    Learn more about our Health Advocates In-Reach and Research (HAIR).

    Principal Investigator: Sandra C. Quinn, PhD

    Funding Agency: US Food and Drug Agency (FDA)

    Understanding the public’s attitudes towards medical countermeasures in a public health emergency is integral to developing the appropriate promotional and informational materials that will encourage the public to accept new treatments in the context of these emerging illnesses or terrorist incidents.  Yet there are significant challenges to such acceptance, particularly among minority populations.

    In this study, we seek to increase our knowledge about public attitudes about medical countermeasures through a pilot research study funded by the FDA.  We will explore the public understanding of FDA communications and knowledge of FDA terminology and will examine the public response to research on medical countermeasures in the context of a public health emergency.  Dr. Quinn, her UMD collaborator, Dr. Brooke Liu, and her vaccine team member, Dr. Freimuth, are working along with undergraduate research assistants to conduct central intercept interviews at local sites in the Baltimore-Washington region (i.e. metro stations) and testing of prototype FDA materials (such as fact sheets and social media posts).  Thus far, the team has completed interviews with 21 English-speaking Latinos, 51 African Americans and 50 Whites.  M-CHE’s HAIR network has been helpful in providing a venue for data collection.

    Principal Investigators: Mary Garza, PhD, Lesliam Quiros-Alcala, PhD

    Funding Agency: UMD Tier I Seed Grant

    Chronic diseases are the leading cause of death and disabilities in the US, and recent scientific evidence suggests that workplace interventions can have a powerful impact on health, including reducing chronic diseases.  But while these studies may have been conducted on university campuses, most researchers have neglected to focus on the impact of wellness programs on a very specific group of the employees of the universities in which these studies are conducted.  In this study, we seek to fill this gap through a study that will assess health needs and personal health attitudes/behaviors as well as identify risk factors potentially linked to chronic diseases for Latino workers at the University of Maryland, College Park. Latinos in Maryland are more likely than non-Hispanic whites to live without health insurance and to be unable to afford health care.  Additionally, they suffer more from many chronic diseases than whites while also having lower levels of physical activity and higher rates of obesity. By studying the health attitudes and behaviors of Latino employees in a university setting, this project will serve as the foundation for an NIH/CDC proposal as key factors that contribute to chronic health conditions among Latino workers will be identified.

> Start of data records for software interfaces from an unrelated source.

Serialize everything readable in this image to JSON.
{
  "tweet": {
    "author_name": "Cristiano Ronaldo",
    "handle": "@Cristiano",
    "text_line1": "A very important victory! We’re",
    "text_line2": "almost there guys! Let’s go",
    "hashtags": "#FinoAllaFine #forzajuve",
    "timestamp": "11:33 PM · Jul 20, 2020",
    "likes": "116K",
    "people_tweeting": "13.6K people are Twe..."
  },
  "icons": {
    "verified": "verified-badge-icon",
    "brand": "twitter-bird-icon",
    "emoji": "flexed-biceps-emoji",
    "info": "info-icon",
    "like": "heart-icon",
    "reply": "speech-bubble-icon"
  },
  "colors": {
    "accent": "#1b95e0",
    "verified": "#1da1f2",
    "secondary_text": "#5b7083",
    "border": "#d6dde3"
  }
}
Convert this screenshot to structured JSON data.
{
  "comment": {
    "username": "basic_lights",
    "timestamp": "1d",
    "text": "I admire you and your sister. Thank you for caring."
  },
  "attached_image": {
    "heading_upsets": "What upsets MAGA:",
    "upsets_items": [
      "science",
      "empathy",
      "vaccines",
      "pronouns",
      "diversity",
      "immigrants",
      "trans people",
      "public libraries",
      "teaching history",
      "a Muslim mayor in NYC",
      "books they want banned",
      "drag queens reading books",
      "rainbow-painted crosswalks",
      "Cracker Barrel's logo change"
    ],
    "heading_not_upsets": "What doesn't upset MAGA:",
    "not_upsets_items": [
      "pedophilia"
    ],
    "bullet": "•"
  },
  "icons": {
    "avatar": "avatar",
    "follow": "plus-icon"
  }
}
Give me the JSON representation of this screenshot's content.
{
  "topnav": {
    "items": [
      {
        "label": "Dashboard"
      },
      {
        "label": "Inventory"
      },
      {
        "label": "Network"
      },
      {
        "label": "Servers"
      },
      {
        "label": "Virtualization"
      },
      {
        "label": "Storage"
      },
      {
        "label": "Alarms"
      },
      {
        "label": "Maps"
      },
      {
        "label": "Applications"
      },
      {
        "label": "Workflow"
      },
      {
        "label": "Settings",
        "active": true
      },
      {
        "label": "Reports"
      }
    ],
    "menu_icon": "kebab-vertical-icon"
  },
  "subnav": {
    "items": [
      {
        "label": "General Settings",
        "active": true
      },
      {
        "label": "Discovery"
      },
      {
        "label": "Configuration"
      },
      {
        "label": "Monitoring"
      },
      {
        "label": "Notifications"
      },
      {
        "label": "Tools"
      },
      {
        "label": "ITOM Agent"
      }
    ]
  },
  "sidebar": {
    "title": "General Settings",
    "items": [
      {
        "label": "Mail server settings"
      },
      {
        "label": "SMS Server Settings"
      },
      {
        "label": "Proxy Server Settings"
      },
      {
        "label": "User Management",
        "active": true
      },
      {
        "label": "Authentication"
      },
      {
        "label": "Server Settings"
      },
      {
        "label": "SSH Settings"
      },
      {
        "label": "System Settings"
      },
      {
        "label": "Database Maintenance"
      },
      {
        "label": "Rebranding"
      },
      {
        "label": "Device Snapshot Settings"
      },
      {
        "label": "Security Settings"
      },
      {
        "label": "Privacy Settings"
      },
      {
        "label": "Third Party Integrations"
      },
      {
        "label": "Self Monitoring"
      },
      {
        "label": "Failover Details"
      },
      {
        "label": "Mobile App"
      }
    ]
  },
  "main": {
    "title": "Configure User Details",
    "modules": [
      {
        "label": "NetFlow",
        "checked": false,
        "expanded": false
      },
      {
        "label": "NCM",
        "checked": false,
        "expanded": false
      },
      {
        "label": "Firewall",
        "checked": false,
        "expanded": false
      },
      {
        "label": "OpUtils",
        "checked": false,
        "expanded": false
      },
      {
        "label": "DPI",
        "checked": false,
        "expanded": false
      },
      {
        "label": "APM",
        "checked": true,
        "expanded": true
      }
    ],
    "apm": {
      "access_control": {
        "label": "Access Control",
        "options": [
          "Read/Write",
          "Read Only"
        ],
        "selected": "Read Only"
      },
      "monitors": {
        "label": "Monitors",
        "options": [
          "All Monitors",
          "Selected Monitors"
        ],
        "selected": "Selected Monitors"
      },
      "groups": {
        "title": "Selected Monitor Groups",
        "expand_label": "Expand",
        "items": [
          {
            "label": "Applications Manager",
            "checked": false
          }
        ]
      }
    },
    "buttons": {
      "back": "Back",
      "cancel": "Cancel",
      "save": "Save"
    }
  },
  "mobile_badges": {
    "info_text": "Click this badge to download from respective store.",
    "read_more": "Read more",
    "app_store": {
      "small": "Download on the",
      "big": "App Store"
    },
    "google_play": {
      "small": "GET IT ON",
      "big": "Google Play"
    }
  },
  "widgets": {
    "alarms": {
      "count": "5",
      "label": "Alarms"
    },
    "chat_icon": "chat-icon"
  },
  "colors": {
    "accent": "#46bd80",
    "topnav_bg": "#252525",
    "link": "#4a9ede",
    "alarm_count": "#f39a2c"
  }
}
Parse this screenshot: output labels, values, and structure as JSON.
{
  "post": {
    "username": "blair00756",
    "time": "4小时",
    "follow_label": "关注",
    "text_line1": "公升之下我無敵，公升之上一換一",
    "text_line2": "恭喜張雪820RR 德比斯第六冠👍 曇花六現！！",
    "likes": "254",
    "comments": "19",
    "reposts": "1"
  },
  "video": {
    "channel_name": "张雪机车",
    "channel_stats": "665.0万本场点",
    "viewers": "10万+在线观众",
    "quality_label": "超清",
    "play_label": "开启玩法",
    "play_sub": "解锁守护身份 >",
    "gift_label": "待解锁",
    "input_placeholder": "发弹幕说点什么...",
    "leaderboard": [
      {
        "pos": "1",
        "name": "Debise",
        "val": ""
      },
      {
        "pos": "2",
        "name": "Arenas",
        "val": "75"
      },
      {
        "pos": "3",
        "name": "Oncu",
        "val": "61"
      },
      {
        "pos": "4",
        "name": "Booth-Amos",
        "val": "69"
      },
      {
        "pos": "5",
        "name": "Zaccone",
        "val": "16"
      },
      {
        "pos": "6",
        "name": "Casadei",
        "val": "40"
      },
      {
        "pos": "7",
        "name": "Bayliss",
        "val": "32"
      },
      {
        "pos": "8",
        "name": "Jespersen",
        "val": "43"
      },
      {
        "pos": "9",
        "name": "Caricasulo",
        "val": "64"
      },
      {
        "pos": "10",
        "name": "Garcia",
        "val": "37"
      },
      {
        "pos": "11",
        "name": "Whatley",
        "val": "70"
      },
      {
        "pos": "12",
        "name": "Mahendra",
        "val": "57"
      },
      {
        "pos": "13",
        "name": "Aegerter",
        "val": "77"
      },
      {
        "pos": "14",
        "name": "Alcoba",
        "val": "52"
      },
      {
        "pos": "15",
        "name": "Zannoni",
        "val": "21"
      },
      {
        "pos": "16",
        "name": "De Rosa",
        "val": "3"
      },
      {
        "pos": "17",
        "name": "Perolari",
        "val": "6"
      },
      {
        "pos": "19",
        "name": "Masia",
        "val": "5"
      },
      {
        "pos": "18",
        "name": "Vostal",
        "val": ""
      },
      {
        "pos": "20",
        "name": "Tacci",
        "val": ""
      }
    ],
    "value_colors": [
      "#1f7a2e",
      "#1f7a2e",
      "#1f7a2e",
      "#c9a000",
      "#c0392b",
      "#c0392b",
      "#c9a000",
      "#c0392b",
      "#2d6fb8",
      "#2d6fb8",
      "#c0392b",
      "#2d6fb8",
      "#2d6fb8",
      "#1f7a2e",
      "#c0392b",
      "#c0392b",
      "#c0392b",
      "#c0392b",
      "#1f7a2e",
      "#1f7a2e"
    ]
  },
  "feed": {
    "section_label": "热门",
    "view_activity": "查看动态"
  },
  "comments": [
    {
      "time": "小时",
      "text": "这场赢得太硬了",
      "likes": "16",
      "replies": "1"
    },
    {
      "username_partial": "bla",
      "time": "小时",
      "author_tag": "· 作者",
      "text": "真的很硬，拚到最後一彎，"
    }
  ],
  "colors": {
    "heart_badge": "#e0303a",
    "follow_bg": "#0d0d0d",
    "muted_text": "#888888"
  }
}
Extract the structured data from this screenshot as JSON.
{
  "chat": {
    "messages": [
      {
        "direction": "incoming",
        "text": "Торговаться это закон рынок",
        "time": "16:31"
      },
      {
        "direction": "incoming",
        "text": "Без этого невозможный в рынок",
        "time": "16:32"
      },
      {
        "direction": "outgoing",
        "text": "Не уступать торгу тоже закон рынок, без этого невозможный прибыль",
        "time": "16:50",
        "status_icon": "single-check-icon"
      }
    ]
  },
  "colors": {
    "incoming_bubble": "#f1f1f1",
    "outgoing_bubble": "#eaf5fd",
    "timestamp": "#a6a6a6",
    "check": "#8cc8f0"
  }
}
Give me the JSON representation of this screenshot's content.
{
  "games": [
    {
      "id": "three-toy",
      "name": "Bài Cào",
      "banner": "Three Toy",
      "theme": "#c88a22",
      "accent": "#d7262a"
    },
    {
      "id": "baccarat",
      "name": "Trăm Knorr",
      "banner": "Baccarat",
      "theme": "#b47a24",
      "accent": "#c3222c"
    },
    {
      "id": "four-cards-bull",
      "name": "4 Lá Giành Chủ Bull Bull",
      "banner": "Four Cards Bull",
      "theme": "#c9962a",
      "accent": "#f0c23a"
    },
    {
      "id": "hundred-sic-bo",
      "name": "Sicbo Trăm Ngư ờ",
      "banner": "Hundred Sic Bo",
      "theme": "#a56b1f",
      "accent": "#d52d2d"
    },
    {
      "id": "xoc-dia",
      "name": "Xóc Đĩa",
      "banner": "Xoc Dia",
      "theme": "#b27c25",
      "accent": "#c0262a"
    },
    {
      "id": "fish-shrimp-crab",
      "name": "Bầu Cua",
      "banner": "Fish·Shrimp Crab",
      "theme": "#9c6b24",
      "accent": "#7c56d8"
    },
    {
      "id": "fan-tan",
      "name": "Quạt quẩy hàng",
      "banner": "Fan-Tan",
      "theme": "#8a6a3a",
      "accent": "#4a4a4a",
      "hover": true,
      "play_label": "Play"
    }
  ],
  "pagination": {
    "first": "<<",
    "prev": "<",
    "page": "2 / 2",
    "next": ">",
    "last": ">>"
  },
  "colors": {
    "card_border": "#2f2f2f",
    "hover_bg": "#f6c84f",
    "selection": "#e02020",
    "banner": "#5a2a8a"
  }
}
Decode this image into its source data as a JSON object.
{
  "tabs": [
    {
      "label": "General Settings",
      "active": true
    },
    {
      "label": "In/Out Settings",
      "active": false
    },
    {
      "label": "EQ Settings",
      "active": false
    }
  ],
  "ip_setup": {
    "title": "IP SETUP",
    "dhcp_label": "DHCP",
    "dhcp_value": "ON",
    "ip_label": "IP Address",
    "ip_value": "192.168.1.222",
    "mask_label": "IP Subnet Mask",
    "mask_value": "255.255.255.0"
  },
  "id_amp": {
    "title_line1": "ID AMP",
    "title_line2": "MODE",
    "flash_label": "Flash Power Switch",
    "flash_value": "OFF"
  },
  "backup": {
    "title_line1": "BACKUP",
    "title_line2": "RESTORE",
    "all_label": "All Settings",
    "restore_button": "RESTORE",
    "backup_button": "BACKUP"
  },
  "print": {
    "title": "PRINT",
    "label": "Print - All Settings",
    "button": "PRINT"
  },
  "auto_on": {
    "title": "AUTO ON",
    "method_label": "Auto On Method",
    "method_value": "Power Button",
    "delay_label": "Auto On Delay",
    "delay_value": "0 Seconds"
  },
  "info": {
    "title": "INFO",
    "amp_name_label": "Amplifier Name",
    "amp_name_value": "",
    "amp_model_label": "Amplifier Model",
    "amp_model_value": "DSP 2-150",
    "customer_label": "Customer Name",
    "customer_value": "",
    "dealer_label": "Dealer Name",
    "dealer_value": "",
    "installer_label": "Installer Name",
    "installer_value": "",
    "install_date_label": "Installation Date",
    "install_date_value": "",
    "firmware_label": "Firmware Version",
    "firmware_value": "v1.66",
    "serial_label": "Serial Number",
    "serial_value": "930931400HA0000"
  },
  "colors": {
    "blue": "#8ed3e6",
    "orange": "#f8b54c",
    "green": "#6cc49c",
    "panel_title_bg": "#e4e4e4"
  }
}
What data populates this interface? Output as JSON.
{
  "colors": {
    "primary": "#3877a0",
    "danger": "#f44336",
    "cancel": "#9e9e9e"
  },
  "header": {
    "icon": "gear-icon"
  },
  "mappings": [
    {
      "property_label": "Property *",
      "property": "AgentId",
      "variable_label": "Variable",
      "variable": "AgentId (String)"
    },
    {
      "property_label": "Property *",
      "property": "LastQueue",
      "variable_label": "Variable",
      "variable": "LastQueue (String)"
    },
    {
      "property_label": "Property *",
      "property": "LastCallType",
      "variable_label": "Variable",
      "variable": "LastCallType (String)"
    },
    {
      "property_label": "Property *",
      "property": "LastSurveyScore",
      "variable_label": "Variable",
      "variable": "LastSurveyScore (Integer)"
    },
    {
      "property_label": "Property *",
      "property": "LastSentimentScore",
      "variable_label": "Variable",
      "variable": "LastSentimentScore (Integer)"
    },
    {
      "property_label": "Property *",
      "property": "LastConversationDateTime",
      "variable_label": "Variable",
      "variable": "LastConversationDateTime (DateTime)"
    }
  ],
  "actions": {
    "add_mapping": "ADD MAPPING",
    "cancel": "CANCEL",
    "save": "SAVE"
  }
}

    The study uses a sequential mixed methods design based on focus groups and surveys to assess the health needs of the Latino workforce in a university environment. In addition, residential information on participants will be collected so that a geospatial analysis of survey results may be undertaken. The specific aims are:

    1. To assess the perceptions, knowledge, attitudes and beliefs about health needs qualitatively (N=30).
    2. To use data collected in Aim 1 to inform the development of a survey to assess: a) risk factors for chronic diseases, b) risk perception, c) health status, d) cancer screening behavior, e) environmental exposures to chemicals present at work and home (e.g., pesticides, consumer products such as cleaning agents, etc.), and f) barriers to the use of preventive screening.
    3. To conduct the survey developed in Aim 2 (N=170) to obtain preliminary data for an NIH or CDC grant submission.
    4. To conduct location-based analyses of survey responses using geospatial information technology (GIS), including geospatial barriers analysis (e.g., assess the degree to which distance might be a barrier to workers seeking care).